**EXERCISE PROMPT**. All entries are to be retyped without alteration.

[Excerpts from an interface dataset]
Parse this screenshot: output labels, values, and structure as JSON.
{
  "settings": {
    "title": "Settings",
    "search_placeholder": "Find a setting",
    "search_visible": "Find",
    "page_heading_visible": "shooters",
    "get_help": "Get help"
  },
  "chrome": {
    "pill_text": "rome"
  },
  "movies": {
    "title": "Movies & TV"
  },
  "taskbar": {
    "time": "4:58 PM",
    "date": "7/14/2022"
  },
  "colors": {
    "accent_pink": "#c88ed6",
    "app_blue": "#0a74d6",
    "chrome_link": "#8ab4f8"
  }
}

**WRITTEN ANSWER**.
Parse this screenshot: output labels, values, and structure as JSON.
{
  "settings": {
    "title": "Settings",
    "search_placeholder": "Find a setting",
    "search_visible": "Find",
    "page_heading_visible": "shooters",
    "get_help": "Get help"
  },
  "chrome": {
    "pill_text": "rome"
  },
  "movies": {
    "title": "Movies & TV"
  },
  "taskbar": {
    "time": "4:58 PM",
    "date": "7/14/2022"
  },
  "colors": {
    "accent_pink": "#c88ed6",
    "app_blue": "#0a74d6",
    "chrome_link": "#8ab4f8"
  }
}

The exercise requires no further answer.